If not, then your own hack may be your best workaround.

Come to think of it, you have another valid point.  We should ensure any surplus request data are mopped up before closing the connection.  I'll try and find time to test the patch for that and fix it up if necessary.
Comment 17 Ruediger Pluem 2009-12-16 12:03:27 UTC
(In reply to comment #16)

> 
> Come to think of it, you have another valid point.  We should ensure any
> surplus request data are mopped up before closing the connection.  I'll try and
> find time to test the patch for that and fix it up if necessary.

Isn't this done already by ap_discard_request_body?
Comment 18 Nick Kew 2009-12-16 15:32:51 UTC
(In reply to comment #17)

> Isn't this done already by ap_discard_request_body?

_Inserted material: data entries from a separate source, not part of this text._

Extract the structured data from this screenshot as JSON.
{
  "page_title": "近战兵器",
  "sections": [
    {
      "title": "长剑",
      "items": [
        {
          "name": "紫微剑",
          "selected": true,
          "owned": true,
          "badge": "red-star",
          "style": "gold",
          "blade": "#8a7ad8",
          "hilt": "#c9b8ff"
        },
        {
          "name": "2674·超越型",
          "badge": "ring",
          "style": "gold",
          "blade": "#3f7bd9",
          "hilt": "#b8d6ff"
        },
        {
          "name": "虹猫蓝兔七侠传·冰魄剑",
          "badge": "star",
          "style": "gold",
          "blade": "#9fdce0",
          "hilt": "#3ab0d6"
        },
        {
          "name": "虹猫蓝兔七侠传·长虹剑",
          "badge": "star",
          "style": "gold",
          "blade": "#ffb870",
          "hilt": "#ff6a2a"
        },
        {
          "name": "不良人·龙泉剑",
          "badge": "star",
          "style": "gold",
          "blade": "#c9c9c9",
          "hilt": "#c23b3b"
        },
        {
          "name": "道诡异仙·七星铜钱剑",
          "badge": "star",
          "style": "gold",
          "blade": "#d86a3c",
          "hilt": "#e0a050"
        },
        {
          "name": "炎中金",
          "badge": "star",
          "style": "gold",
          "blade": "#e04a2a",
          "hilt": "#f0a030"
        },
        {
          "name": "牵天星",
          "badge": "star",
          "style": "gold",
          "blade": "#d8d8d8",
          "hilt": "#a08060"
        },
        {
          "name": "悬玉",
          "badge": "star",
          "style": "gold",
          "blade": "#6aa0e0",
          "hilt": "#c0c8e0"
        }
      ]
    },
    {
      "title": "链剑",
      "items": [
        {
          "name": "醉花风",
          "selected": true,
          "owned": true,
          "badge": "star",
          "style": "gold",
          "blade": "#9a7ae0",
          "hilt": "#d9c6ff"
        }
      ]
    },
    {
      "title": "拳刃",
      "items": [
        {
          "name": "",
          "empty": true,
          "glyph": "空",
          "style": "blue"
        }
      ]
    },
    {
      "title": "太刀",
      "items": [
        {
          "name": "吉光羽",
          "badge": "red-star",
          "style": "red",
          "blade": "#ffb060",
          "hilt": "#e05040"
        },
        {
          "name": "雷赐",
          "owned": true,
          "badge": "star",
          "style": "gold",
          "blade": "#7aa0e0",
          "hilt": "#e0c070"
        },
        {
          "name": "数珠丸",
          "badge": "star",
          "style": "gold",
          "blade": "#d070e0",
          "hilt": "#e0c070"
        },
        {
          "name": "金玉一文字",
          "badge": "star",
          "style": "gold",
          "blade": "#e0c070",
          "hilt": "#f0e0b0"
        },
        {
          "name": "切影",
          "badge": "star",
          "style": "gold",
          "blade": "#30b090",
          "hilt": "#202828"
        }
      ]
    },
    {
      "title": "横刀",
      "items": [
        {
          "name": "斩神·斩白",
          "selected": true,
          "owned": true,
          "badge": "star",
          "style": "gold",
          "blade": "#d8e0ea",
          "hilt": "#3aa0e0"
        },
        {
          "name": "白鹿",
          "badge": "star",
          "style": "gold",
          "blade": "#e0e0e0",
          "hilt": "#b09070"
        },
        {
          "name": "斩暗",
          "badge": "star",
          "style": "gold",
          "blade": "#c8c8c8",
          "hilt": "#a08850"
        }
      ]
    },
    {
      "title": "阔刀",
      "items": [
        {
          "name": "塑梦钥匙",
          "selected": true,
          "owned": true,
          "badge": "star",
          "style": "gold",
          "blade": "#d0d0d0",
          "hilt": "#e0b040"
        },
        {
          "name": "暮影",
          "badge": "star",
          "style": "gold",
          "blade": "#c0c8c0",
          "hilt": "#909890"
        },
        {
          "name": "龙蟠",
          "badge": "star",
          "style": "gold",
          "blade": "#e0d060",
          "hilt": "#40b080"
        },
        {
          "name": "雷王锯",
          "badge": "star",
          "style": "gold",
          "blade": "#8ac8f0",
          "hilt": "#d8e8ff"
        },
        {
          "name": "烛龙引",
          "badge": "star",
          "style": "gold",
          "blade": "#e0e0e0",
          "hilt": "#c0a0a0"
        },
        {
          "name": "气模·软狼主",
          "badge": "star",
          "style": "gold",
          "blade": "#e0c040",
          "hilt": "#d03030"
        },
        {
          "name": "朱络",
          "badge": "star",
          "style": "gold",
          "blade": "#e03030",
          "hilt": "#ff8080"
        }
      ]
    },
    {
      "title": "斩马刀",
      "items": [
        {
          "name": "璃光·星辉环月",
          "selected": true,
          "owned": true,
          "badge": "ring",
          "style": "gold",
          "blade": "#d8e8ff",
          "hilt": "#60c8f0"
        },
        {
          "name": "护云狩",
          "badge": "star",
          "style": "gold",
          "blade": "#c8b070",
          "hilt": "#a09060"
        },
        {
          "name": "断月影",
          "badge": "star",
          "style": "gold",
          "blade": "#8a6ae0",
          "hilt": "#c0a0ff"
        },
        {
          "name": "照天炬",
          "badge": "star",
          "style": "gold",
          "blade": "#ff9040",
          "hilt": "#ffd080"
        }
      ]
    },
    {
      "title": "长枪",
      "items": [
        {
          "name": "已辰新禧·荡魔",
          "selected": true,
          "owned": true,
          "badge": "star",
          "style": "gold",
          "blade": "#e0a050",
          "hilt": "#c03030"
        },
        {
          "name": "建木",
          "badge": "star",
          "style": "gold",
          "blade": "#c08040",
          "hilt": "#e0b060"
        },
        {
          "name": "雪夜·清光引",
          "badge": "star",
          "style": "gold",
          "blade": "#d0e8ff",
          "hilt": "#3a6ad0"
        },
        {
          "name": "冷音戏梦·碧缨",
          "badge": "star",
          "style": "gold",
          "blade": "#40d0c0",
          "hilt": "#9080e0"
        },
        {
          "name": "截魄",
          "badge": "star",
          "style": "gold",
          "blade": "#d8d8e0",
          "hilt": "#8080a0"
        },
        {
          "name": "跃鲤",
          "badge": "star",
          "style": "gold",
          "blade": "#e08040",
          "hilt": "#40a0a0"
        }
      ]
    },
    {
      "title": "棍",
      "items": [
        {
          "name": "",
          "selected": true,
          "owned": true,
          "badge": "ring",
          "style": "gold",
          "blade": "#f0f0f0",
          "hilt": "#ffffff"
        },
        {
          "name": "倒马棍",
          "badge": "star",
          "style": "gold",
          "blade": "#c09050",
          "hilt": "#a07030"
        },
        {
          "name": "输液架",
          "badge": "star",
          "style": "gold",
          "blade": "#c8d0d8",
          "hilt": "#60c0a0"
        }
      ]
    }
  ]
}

That's what I meant to check: is anything causing that not to happen?
Comment 19 Ernest Mueller 2011-03-10 16:14:22 UTC
This is still unresolved, right?  We ran into this problem this week, we tried to upgrade our Apache installation that proxies to our app servers and it caused all our desktop software out there "in the world" to stop being able to connect correctly. Thanks to Stack Overflow we found the problem and implemented the header-stripping fix but wanted to register our interest in this getting fixed.
Comment 20 Nick Kew 2011-03-26 07:02:55 UTC
(In reply to comment #19)
> This is still unresolved, right?

You're right.  The patch has been in trunk for over a year but not backported to the 2.2.x (stable) branch.  I've just proposed it for backport.
Comment 21 Tom Baxter 2011-03-31 18:25:11 UTC
Thank you Nick. That would be greatly appreciated.I'm stuck back at 2.2.8 IBM HTTP server.
Comment 22 Walter Kacynski 2011-08-02 14:02:10 UTC
I have encountered this problem mostly with .NET clients.  Does anyone know if a bug has been submitted to Microsoft on this problem?
Comment 23 Stefan Fritsch 2011-09-17 16:02:12 UTC
r1098104 / 2.2.18